Most of us probably have seen meteors or shooting stars. A meteor is the flash of light that we see in the night sky when a small chunk of interplanetary debris burns up as it passes through our atmosphere. "Meteor" refers to the flash of light caused by the debris, not the debris itself.
I must say, Chennai has had an awfully crappy year. I guess the poor fellow survived the floods just to get squished by an errant space rock.
God rest his soul. Rotten luck.
originally posted by: DexterRiley
a reply to: Shadoefax
It took a minute to parse what you were saying.

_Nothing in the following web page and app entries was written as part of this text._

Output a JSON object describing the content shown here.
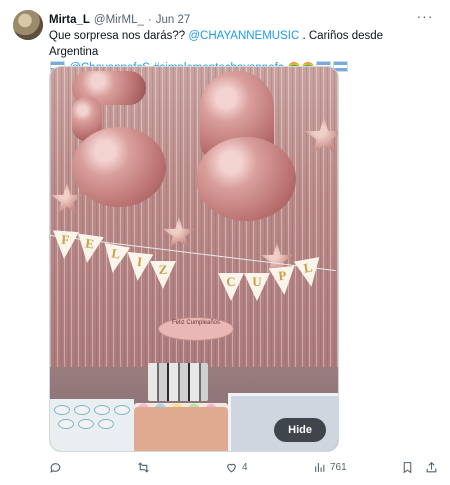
{
  "tweet": {
    "author_name": "Mirta_L",
    "author_handle": "@MirML_",
    "separator": "·",
    "date": "Jun 27",
    "more_label": "···",
    "text_part1": "Que sorpresa nos darás?? ",
    "mention1": "@CHAYANNEMUSIC",
    "text_part2": " . Cariños desde Argentina",
    "mention2": "@ChayannefcS",
    "hashtag": "#simplementechayannefc"
  },
  "media": {
    "balloon_number": "56",
    "banner_letters": [
      "F",
      "E",
      "L",
      "I",
      "Z",
      "C",
      "U",
      "P",
      "L"
    ],
    "plaque_text": "Feliz Cumpleaños",
    "hide_label": "Hide"
  },
  "actions": {
    "reply_count": "",
    "retweet_count": "",
    "like_count": "4",
    "views_count": "761"
  },
  "icons": [
    "more-icon",
    "reply-icon",
    "retweet-icon",
    "like-icon",
    "views-icon",
    "bookmark-icon",
    "share-icon"
  ],
  "colors": {
    "link": "#1d9bf0",
    "muted": "#536471",
    "text": "#0f1419"
  }
}
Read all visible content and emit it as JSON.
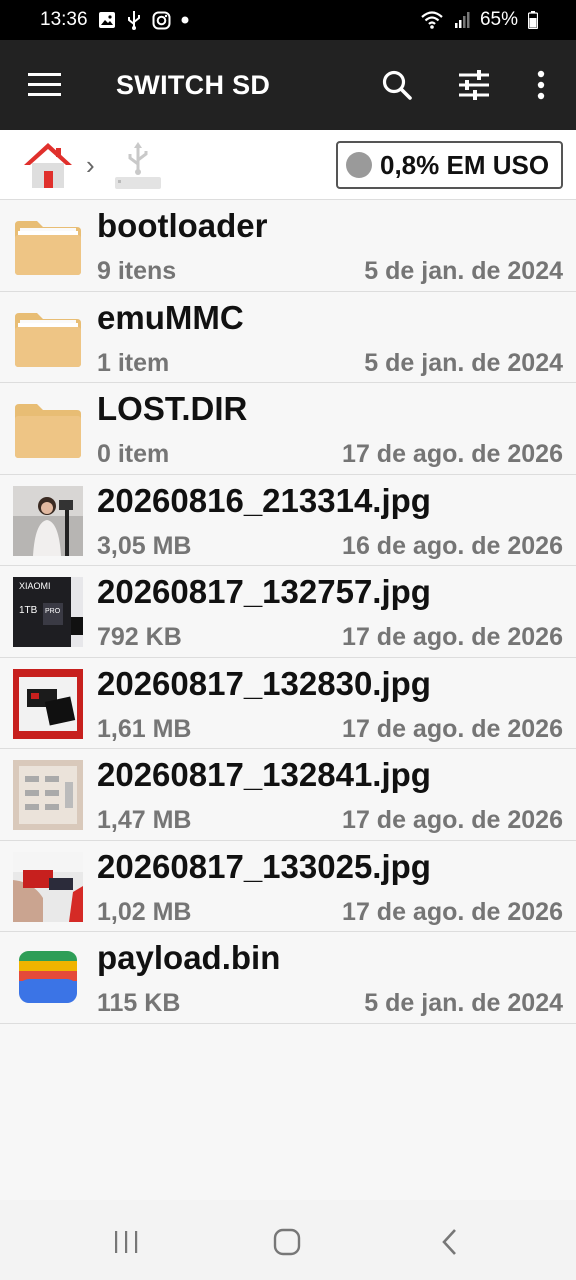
{
  "status_bar": {
    "time": "13:36",
    "battery": "65%"
  },
  "app_bar": {
    "title": "SWITCH SD"
  },
  "path": {
    "usage": "0,8% EM USO"
  },
  "files": [
    {
      "name": "bootloader",
      "meta": "9 itens",
      "date": "5 de jan. de 2024",
      "icon": "folder-icon",
      "kind": "folder-docs"
    },
    {
      "name": "emuMMC",
      "meta": "1 item",
      "date": "5 de jan. de 2024",
      "icon": "folder-icon",
      "kind": "folder-docs"
    },
    {
      "name": "LOST.DIR",
      "meta": "0 item",
      "date": "17 de ago. de 2026",
      "icon": "folder-icon",
      "kind": "folder"
    },
    {
      "name": "20260816_213314.jpg",
      "meta": "3,05 MB",
      "date": "16 de ago. de 2026",
      "icon": "image-thumbnail",
      "kind": "img1"
    },
    {
      "name": "20260817_132757.jpg",
      "meta": "792 KB",
      "date": "17 de ago. de 2026",
      "icon": "image-thumbnail",
      "kind": "img2"
    },
    {
      "name": "20260817_132830.jpg",
      "meta": "1,61 MB",
      "date": "17 de ago. de 2026",
      "icon": "image-thumbnail",
      "kind": "img3"
    },
    {
      "name": "20260817_132841.jpg",
      "meta": "1,47 MB",
      "date": "17 de ago. de 2026",
      "icon": "image-thumbnail",
      "kind": "img4"
    },
    {
      "name": "20260817_133025.jpg",
      "meta": "1,02 MB",
      "date": "17 de ago. de 2026",
      "icon": "image-thumbnail",
      "kind": "img5"
    },
    {
      "name": "payload.bin",
      "meta": "115 KB",
      "date": "5 de jan. de 2024",
      "icon": "wallet-app-icon",
      "kind": "wallet"
    }
  ],
  "colors": {
    "app_bar": "#222222",
    "folder": "#e8bd74",
    "secondary_text": "#757575"
  }
}
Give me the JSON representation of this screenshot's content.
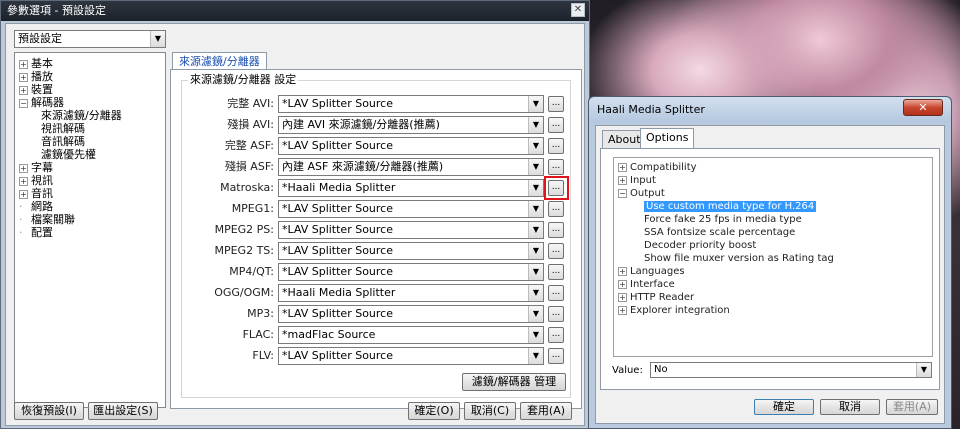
{
  "main_window": {
    "title": "參數選項 - 預設設定",
    "close_glyph": "✕",
    "profile_combo": "預設設定",
    "tree": [
      {
        "label": "基本",
        "expander": "+"
      },
      {
        "label": "播放",
        "expander": "+"
      },
      {
        "label": "裝置",
        "expander": "+"
      },
      {
        "label": "解碼器",
        "expander": "−"
      },
      {
        "label": "來源濾鏡/分離器",
        "expander": ""
      },
      {
        "label": "視訊解碼",
        "expander": ""
      },
      {
        "label": "音訊解碼",
        "expander": ""
      },
      {
        "label": "濾鏡優先權",
        "expander": ""
      },
      {
        "label": "字幕",
        "expander": "+"
      },
      {
        "label": "視訊",
        "expander": "+"
      },
      {
        "label": "音訊",
        "expander": "+"
      },
      {
        "label": "網路",
        "expander": ""
      },
      {
        "label": "檔案關聯",
        "expander": ""
      },
      {
        "label": "配置",
        "expander": ""
      }
    ],
    "tab_label": "來源濾鏡/分離器",
    "group_title": "來源濾鏡/分離器 設定",
    "rows": [
      {
        "label": "完整 AVI:",
        "value": "*LAV Splitter Source"
      },
      {
        "label": "殘損 AVI:",
        "value": "內建 AVI 來源濾鏡/分離器(推薦)"
      },
      {
        "label": "完整 ASF:",
        "value": "*LAV Splitter Source"
      },
      {
        "label": "殘損 ASF:",
        "value": "內建 ASF 來源濾鏡/分離器(推薦)"
      },
      {
        "label": "Matroska:",
        "value": "*Haali Media Splitter"
      },
      {
        "label": "MPEG1:",
        "value": "*LAV Splitter Source"
      },
      {
        "label": "MPEG2 PS:",
        "value": "*LAV Splitter Source"
      },
      {
        "label": "MPEG2 TS:",
        "value": "*LAV Splitter Source"
      },
      {
        "label": "MP4/QT:",
        "value": "*LAV Splitter Source"
      },
      {
        "label": "OGG/OGM:",
        "value": "*Haali Media Splitter"
      },
      {
        "label": "MP3:",
        "value": "*LAV Splitter Source"
      },
      {
        "label": "FLAC:",
        "value": "*madFlac Source"
      },
      {
        "label": "FLV:",
        "value": "*LAV Splitter Source"
      }
    ],
    "dots_label": "...",
    "manage_button": "濾鏡/解碼器 管理",
    "restore_button": "恢復預設(I)",
    "export_button": "匯出設定(S)",
    "ok_button": "確定(O)",
    "cancel_button": "取消(C)",
    "apply_button": "套用(A)"
  },
  "haali_window": {
    "title": "Haali Media Splitter",
    "close_glyph": "✕",
    "tabs": [
      "About",
      "Options"
    ],
    "tree": [
      {
        "label": "Compatibility",
        "expander": "+",
        "indent": 0,
        "selected": false
      },
      {
        "label": "Input",
        "expander": "+",
        "indent": 0,
        "selected": false
      },
      {
        "label": "Output",
        "expander": "−",
        "indent": 0,
        "selected": false
      },
      {
        "label": "Use custom media type for H.264",
        "expander": "",
        "indent": 1,
        "selected": true
      },
      {
        "label": "Force fake 25 fps in media type",
        "expander": "",
        "indent": 1,
        "selected": false
      },
      {
        "label": "SSA fontsize scale percentage",
        "expander": "",
        "indent": 1,
        "selected": false
      },
      {
        "label": "Decoder priority boost",
        "expander": "",
        "indent": 1,
        "selected": false
      },
      {
        "label": "Show file muxer version as Rating tag",
        "expander": "",
        "indent": 1,
        "selected": false
      },
      {
        "label": "Languages",
        "expander": "+",
        "indent": 0,
        "selected": false
      },
      {
        "label": "Interface",
        "expander": "+",
        "indent": 0,
        "selected": false
      },
      {
        "label": "HTTP Reader",
        "expander": "+",
        "indent": 0,
        "selected": false
      },
      {
        "label": "Explorer integration",
        "expander": "+",
        "indent": 0,
        "selected": false
      }
    ],
    "value_label": "Value:",
    "value_combo": "No",
    "ok_button": "確定",
    "cancel_button": "取消",
    "apply_button": "套用(A)"
  }
}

Yes, if the meteor is defined as the flash of light, and not the debris, and an individual has ever been in an environment where the photons from a meteor flash can reach their body, then that individual has been "hit" by a meteorite. Over a typical human lifetime, it is highly probable that everyone has been in such a state at least once. Therefore it is highly probable that everyone has been hit by a meteor.
An interesting point. Even the professionals don't always use the scientifically approved language when discussing the topic.
So two strikes there on living creatures, and yet even he calls them Meteorites.
The impact of the object left a 1.5-metre crater in the ground, according to local media, and shattered window panes in a nearby building, killing the man who was walking past and injuring three others.
The object weighed only 11 grams.